Subscription increase—For the fist time, many newspapers are seeing circulation revenue exceeding advertising—it’s no longer the 75/25 rule. It’s not that we are selling more subscriptions, but that advertising revenue has decreased at a much faster rate. Our advertising-based business model is not the model of the future. Advertising revenue can no longer subsidize the cost of a newspaper and subscribers will have to start paying more of the true cost of having a newspaper. Many weeklies have an annual subscription rate as low as $35; some charge even less. What if you increased the subscription price to $50 annually? That’s nearly a 43 percent increase in revenue. Sure, you’ll get some negative feedback and a few lost subscribers, but nothing near 43 percent increase.
Advertising rates—There was a time that we did rate increases annually—it was a common business practice.
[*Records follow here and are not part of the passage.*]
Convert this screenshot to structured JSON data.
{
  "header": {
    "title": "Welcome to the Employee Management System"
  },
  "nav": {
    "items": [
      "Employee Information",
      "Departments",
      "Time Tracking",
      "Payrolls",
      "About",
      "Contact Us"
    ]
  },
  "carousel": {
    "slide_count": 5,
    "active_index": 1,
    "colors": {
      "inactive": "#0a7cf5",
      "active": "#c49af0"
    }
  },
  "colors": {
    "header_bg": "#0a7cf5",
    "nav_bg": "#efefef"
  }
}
Those days are gone, and many newspapers don’t even publish an annual rate card, and realistically if we did, most of those advertisers wouldn’t be on the card. It’s time to get our rates back in line and develop a rate strategy to increase business. If you are not using modular ad sizes, I would suggest that you entertain the idea. Offer incentives based on frequency, size, color, etc., to get advertisers to commit to a regular schedule. My experience is that it’s an easier sell and makes for a cleaner and ultimately more efficient way of putting the paper together.
These are just some options for you to consider, and there are many others out there.
The time to have a discussion on how best to proceed is now—whether or not tariffs become permanent. Any move to conserve newsprint and control costs should be looked at its entirety with the ultimate impact on your newspaper, readers and community. Try to look at this in the long-term and not as an immediate reaction to the situation we now face.
Even if the coalition of newspaper groups, STOPP, is successful in stopping the tariffs, newspapers will experience newsprint shortages in some parts of the country, given that the newsprint manufacturing cycle is not in a normal phase. Some paper producers warn that newspapers might face paper shortages this summer. They say because larger papers are anticipating price increases and are building inventory as a hedge against paying more later, the mills are unable to add production capacity. The long-term falling demand in the industry makes it difficult to attract the millions of dollars in financing needed for expansion. Newspapers should check with their suppliers immediately to determine how the summer and fall supply may affect them.
Whatever steps you take to mitigate the added expense, they should be taken with an eye on protecting your brand.
Sam Fisher, NNA CEO and Illinois Press Association president and CEO, has been in the newspaper business for more than 40 years, 25 years as a publisher before coming to the association world. He can be reached at email@example.com.